[SUPPLIED RECORDS]:

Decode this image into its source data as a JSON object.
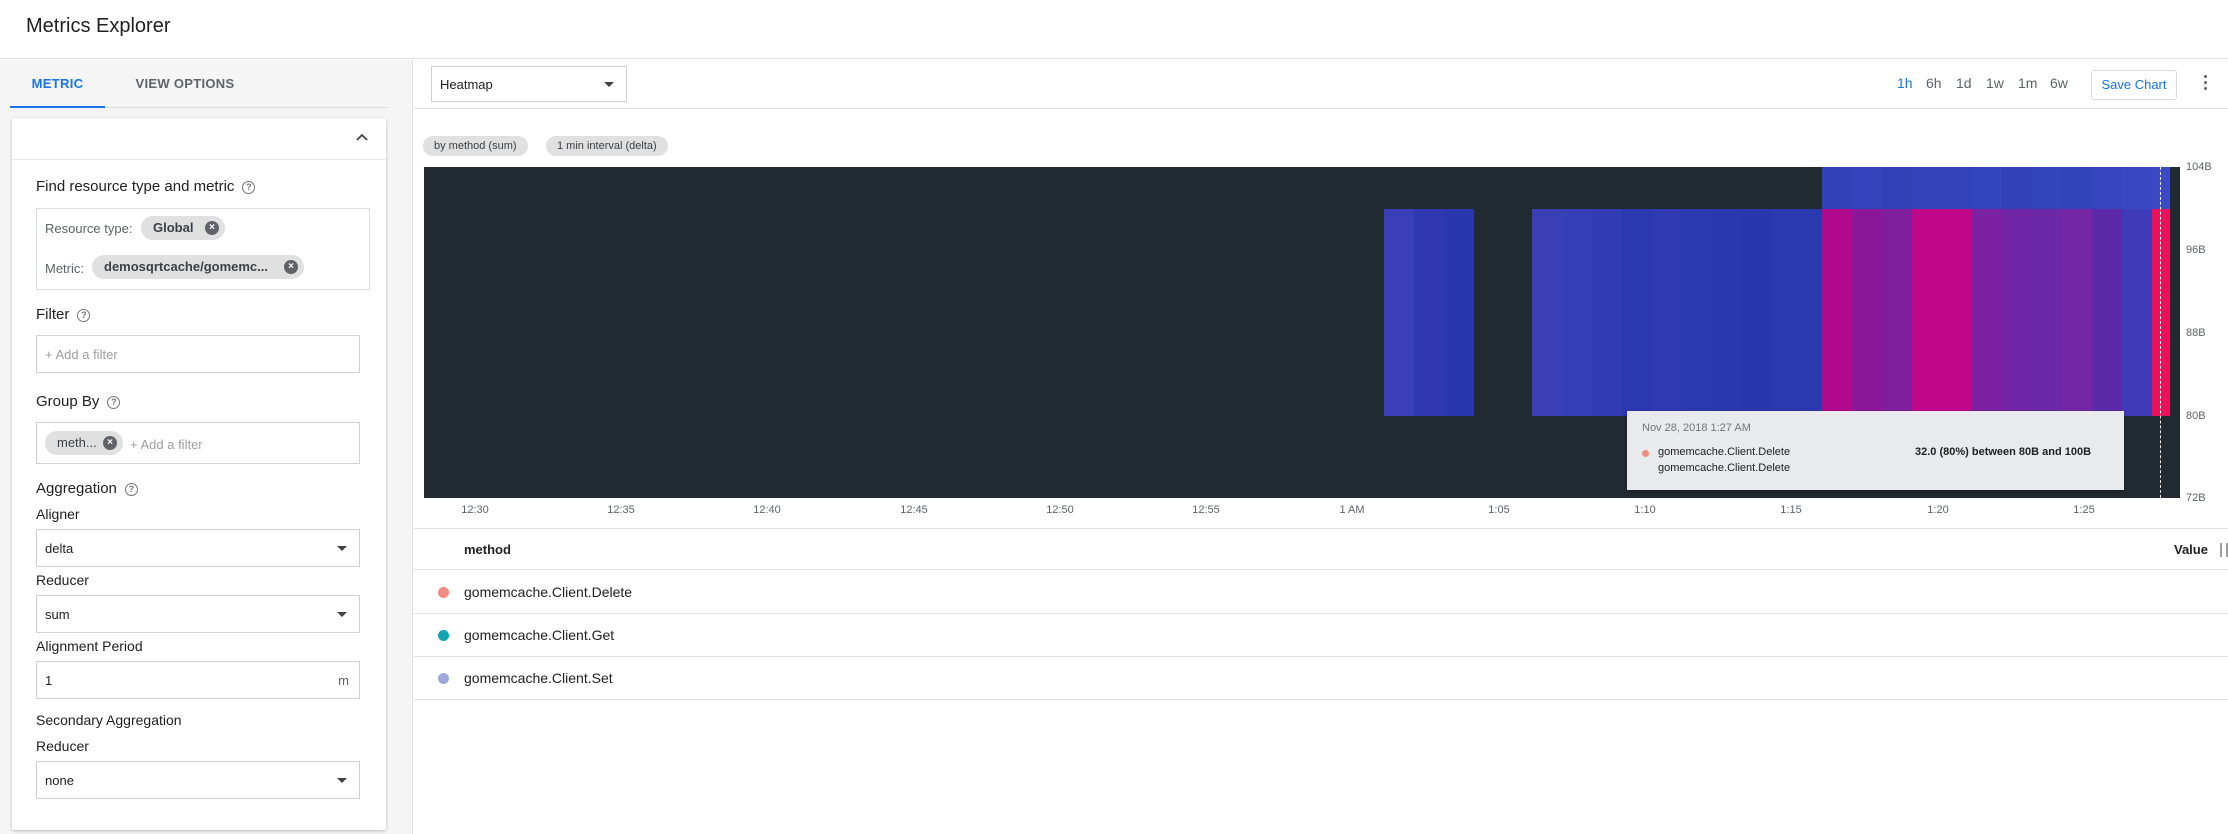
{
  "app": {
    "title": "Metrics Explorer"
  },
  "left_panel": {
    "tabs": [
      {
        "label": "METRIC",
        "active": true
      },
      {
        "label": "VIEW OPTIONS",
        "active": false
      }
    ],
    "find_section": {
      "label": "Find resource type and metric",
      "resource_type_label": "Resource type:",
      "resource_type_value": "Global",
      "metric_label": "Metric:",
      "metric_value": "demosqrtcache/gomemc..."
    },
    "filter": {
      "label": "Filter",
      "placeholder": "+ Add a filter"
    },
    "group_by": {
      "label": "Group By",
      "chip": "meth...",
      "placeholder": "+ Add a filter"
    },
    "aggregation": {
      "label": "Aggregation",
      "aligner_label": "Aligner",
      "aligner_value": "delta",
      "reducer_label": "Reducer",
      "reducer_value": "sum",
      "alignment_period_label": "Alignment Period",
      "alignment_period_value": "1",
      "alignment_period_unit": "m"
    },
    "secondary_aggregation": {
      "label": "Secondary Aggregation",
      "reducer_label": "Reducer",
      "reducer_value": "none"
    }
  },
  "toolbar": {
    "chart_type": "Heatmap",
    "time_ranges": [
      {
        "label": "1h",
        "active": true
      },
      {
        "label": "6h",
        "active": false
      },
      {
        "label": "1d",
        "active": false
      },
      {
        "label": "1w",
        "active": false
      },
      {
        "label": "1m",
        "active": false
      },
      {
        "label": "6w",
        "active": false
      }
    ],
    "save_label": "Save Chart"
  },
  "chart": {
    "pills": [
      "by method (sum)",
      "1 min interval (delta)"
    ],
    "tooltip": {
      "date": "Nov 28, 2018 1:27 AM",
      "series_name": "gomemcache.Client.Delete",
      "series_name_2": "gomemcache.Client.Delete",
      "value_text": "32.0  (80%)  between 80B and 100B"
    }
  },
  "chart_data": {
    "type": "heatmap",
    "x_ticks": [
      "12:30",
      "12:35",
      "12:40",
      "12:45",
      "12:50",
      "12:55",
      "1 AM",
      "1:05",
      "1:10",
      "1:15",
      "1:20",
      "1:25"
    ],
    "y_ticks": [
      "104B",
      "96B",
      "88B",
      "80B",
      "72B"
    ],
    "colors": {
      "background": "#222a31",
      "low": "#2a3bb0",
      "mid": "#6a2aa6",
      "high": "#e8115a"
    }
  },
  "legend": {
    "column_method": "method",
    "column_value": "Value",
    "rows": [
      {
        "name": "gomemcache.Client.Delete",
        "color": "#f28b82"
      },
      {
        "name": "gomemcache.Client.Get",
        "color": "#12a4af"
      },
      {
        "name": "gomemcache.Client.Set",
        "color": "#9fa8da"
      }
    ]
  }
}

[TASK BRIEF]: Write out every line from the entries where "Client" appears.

[REPLY]:
      "series_name": "gomemcache.Client.Delete",
      "series_name_2": "gomemcache.Client.Delete",
        "name": "gomemcache.Client.Delete",
        "name": "gomemcache.Client.Get",
        "name": "gomemcache.Client.Set",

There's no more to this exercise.